Encryption will store your phone’s data in an unreadable, scrambled form. You’ll have to enter an encryption password on your phone’s lock-screen to decrypt your data, to make it understandable. If someone doesn’t know the encryption password, they can’t access your data.
Note: I have an older Samsung Galaxy S4, but the steps I outline below should be somewhat similar in all Android phones.
- Open the settings on your Android. You can either find the gear icon among your apps, or more easily, swipe down from the top and select the gear.
- Select the “More” tab, or navigate to where you see the “Security” icon, and select it.
Next, you’ll see the option to encrypt your Android device. When you select it, your phone will walk you through the steps of setting up a more secure password.
A more secure password is required. You will not be able to use a swipe code to unlock your phone on an encrypted Android device.
You will be required to charge your phone to at least 80% before you begin, so that you do not run out of power during the encryption and screw the process up.
It only took about 30 minutes for my phone to fully encrypt.
Encryption may slow your phone down slightly.
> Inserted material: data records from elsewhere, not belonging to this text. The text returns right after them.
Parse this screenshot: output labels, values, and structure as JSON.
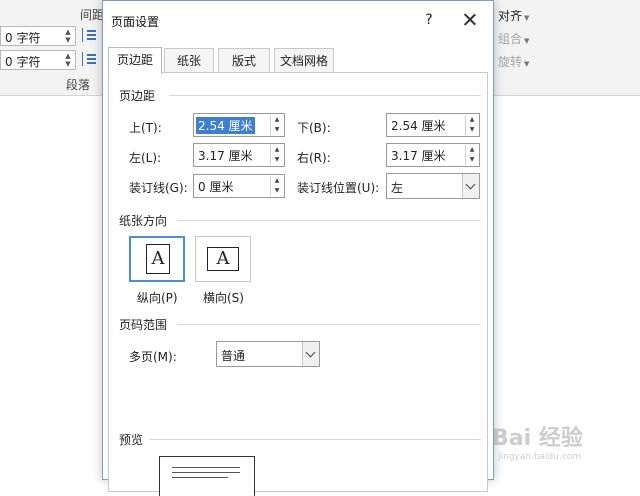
{
  "ribbon": {
    "spacing_label": "间距",
    "indent_before": "0 字符",
    "indent_after": "0 字符",
    "group_label": "段落",
    "align_label": "对齐",
    "group_cmd_label": "组合",
    "rotate_label": "旋转"
  },
  "dialog": {
    "title": "页面设置",
    "help": "?",
    "tabs": [
      {
        "label": "页边距",
        "active": true
      },
      {
        "label": "纸张",
        "active": false
      },
      {
        "label": "版式",
        "active": false
      },
      {
        "label": "文档网格",
        "active": false
      }
    ],
    "margins": {
      "section_title": "页边距",
      "top_label": "上(T):",
      "top_value": "2.54 厘米",
      "bottom_label": "下(B):",
      "bottom_value": "2.54 厘米",
      "left_label": "左(L):",
      "left_value": "3.17 厘米",
      "right_label": "右(R):",
      "right_value": "3.17 厘米",
      "gutter_label": "装订线(G):",
      "gutter_value": "0 厘米",
      "gutter_pos_label": "装订线位置(U):",
      "gutter_pos_value": "左"
    },
    "orientation": {
      "section_title": "纸张方向",
      "portrait_label": "纵向(P)",
      "landscape_label": "横向(S)",
      "icon_letter": "A",
      "selected": "portrait"
    },
    "pages": {
      "section_title": "页码范围",
      "multiple_label": "多页(M):",
      "multiple_value": "普通"
    },
    "preview": {
      "section_title": "预览"
    }
  },
  "watermark": {
    "main": "Bai 经验",
    "sub": "jingyan.baidu.com"
  },
  "colors": {
    "accent": "#3f7fd1",
    "dialog_border": "#7a9cc6",
    "ribbon_bg": "#f3f3f3"
  }
}
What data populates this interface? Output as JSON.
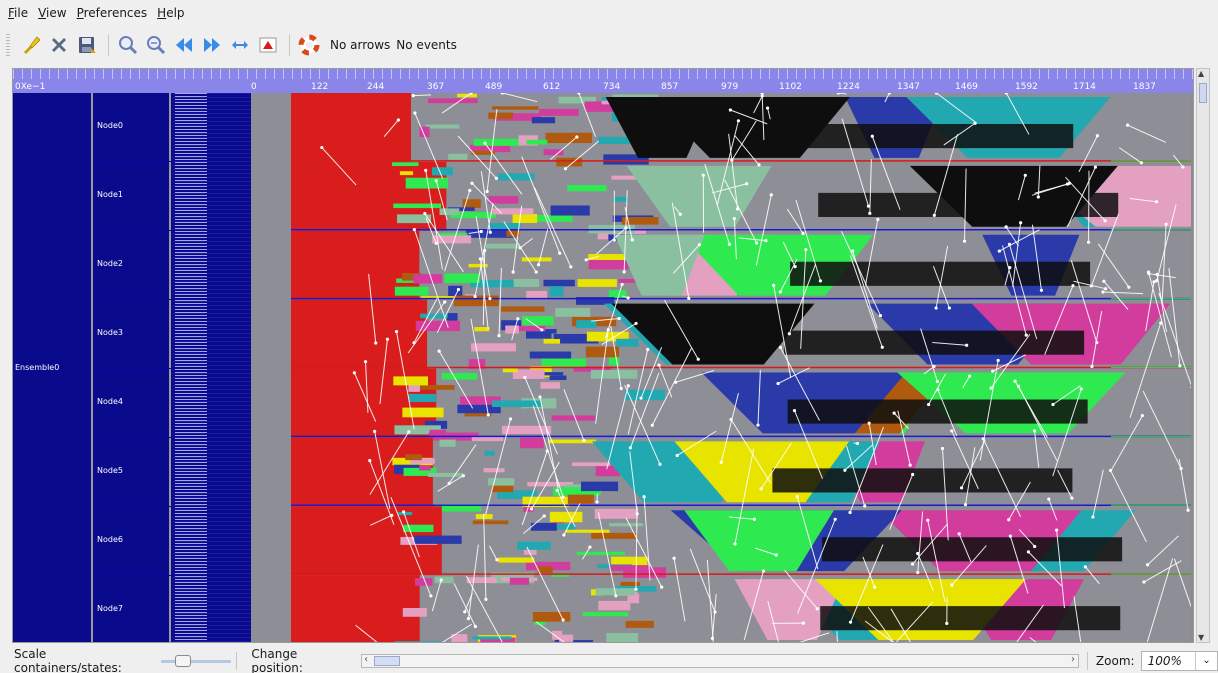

The slight difference that I noticed is mostly negligible.
You will need to perform a factory reset if you ever decide to restore your phone to an unencrypted state.
After you encrypt your Android device, you can choose to also encrypt the SD card. I tried it out, but if you store apps on your SD card in order to save memory space on your phone, like I do, then those apps become inaccessible.
Rather than deal with that, I chose to leave my SD card unencrypted.
There may be information stored on those apps that could be accessible by prying eyes. Hackers or government saboteurs could also access images or video if you store them on an unencrypted SD card. Ultimately, it’s up to you to choose your level of comfortable security.
It’s possible that encrypting your phone will not protect you 100% from those who would invade your privacy, but it sure does make it harder for them to do so.
Not all governments play by the same rules. If you’re traveling abroad, you may have additional reasons for securing your information.
What about you? Do you support my stance against government intrusion, or are you the type that would gladly give up your liberty for more government “security”?